§ REQUIRED ACTION: All lines in the data bearing the string "JSON" should be identified and copied.

§ DATASET CONTENT:

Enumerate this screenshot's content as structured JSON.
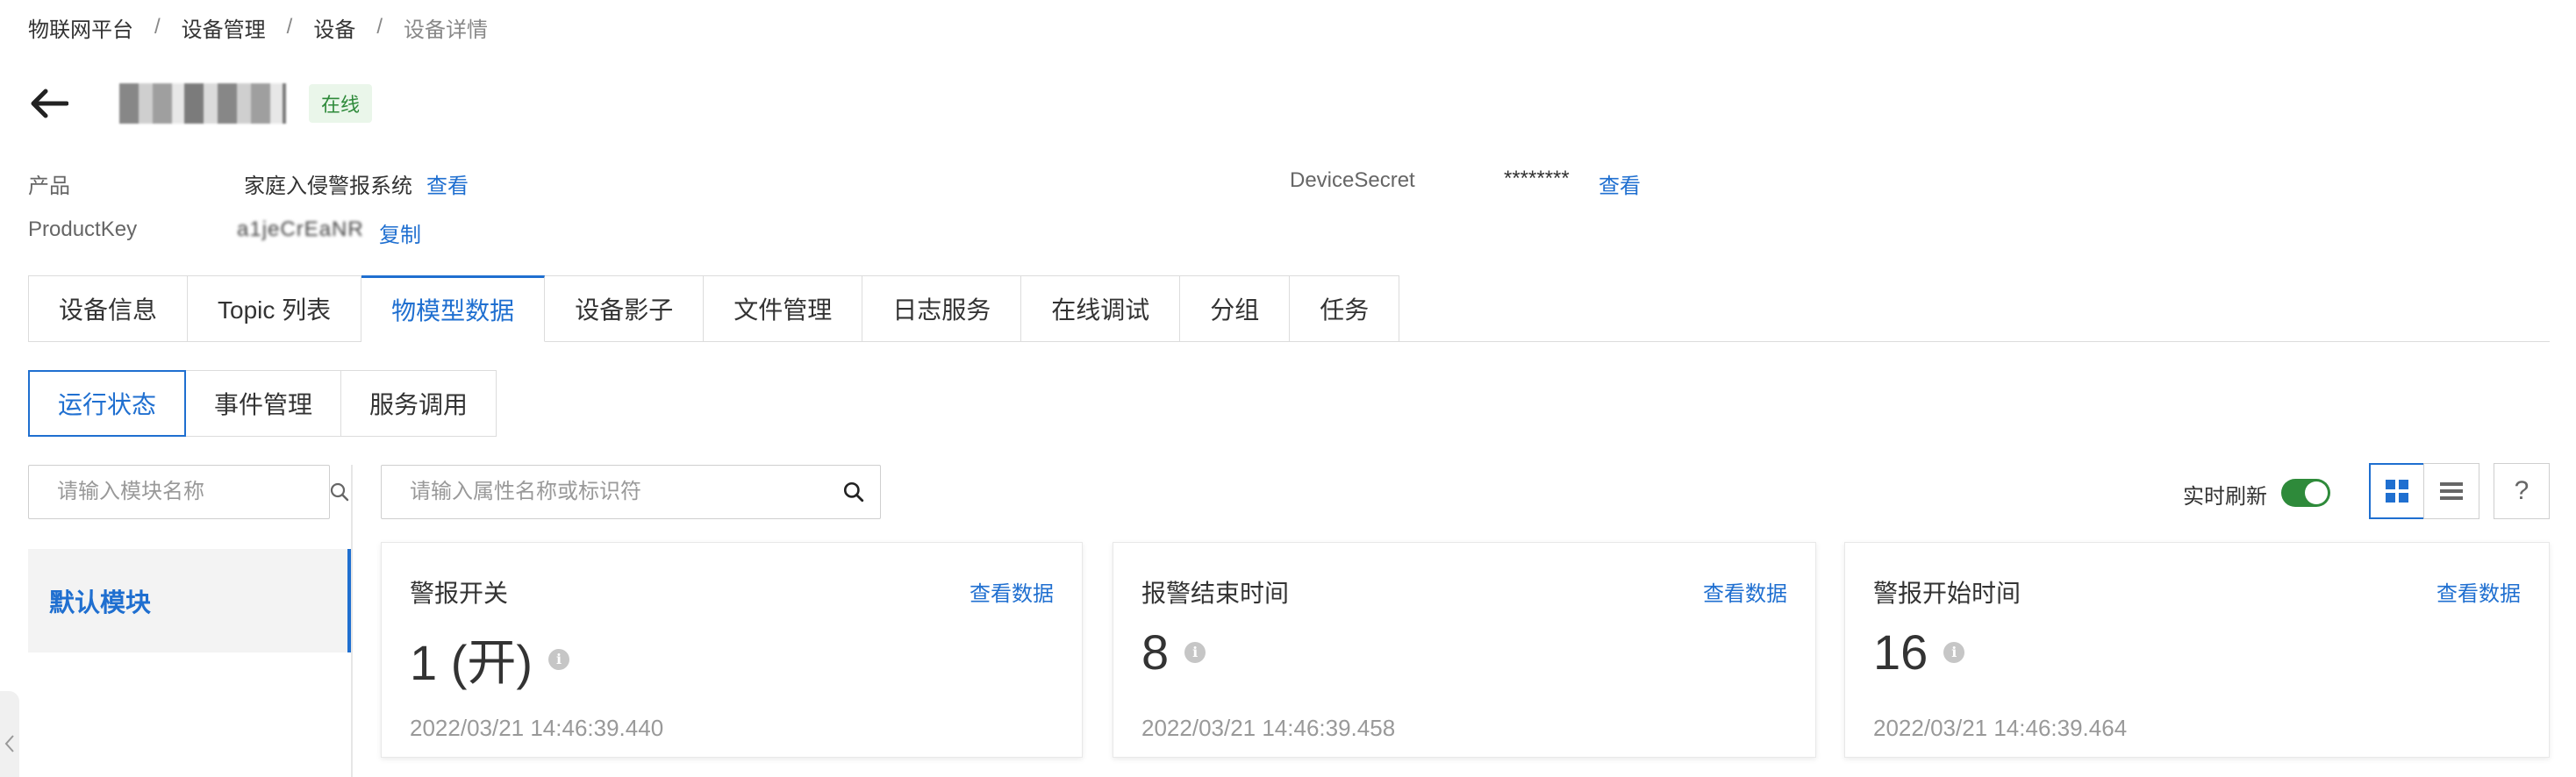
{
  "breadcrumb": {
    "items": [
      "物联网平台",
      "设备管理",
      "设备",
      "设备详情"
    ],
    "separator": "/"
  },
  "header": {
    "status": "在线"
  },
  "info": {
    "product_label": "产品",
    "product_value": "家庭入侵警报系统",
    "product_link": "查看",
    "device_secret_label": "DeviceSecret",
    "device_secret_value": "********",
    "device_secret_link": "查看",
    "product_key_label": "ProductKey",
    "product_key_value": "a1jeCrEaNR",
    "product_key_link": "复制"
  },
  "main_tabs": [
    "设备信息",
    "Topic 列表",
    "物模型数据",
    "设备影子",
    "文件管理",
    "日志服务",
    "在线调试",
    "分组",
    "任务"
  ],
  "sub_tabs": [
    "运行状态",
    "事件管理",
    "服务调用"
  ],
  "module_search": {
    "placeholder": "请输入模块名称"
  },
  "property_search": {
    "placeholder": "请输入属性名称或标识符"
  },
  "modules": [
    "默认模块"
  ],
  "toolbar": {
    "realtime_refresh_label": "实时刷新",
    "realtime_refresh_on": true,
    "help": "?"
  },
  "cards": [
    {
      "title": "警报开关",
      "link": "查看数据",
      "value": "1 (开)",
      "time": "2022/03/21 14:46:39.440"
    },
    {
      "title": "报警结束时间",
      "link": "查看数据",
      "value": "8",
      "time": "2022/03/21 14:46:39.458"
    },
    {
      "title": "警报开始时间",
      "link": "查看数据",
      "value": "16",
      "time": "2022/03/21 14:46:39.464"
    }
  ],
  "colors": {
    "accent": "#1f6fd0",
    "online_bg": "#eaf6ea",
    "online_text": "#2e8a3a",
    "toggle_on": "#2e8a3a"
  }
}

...

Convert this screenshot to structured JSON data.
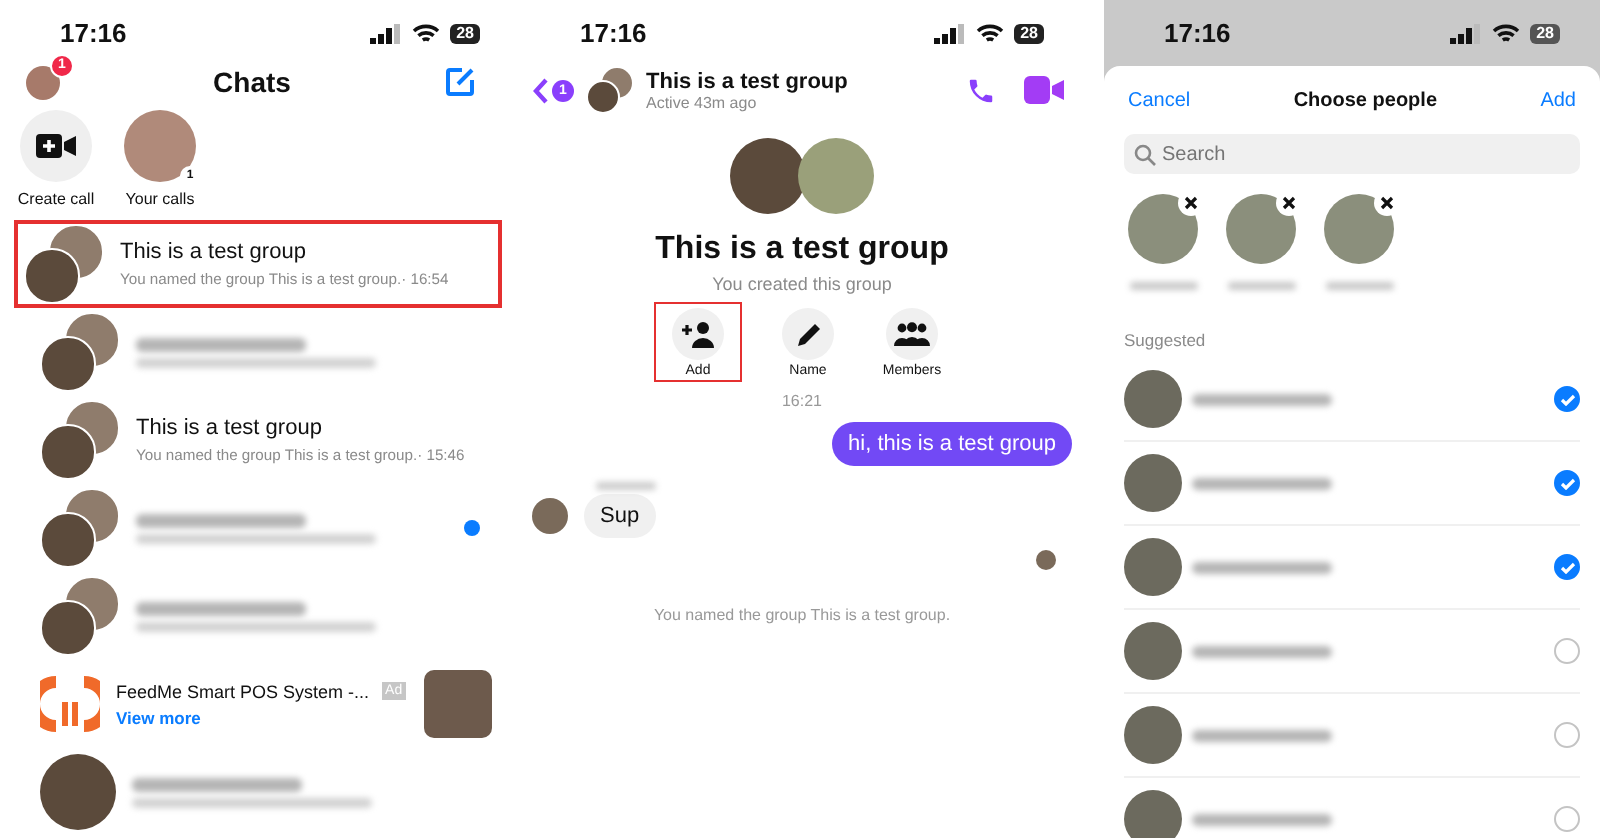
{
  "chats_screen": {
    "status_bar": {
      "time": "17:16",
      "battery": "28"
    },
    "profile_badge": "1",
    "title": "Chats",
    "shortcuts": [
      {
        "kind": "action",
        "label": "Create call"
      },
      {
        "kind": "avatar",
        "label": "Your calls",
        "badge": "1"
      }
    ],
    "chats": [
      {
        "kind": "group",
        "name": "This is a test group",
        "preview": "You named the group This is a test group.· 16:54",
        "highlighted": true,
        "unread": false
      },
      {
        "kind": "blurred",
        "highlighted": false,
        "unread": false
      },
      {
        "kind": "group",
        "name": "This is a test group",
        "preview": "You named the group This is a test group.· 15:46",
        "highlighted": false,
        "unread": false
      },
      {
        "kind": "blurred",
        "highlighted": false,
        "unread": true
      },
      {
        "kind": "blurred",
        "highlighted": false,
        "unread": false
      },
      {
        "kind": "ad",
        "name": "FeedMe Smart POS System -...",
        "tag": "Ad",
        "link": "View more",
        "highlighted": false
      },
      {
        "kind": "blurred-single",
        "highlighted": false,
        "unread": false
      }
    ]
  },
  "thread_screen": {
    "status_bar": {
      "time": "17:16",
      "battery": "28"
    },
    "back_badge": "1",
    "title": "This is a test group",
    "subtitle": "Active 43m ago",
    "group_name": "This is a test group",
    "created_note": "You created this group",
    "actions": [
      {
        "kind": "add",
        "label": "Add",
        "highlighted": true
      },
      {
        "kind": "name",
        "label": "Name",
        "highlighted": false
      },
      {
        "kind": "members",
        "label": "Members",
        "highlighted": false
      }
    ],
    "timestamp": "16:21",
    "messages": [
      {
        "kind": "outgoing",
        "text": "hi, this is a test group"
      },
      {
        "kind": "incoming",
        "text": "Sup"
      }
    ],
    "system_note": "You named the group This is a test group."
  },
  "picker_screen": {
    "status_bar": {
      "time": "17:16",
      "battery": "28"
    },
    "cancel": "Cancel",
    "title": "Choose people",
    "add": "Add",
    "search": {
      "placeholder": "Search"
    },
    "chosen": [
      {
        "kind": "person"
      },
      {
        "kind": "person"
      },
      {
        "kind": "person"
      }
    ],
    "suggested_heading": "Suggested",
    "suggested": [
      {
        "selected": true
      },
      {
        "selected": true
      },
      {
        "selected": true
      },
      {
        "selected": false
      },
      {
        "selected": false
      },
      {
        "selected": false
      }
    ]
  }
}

§ RESULT OF THE EXERCISE:
Enumerate this screenshot's content as structured JSON.
Convert this screenshot to structured JSON data.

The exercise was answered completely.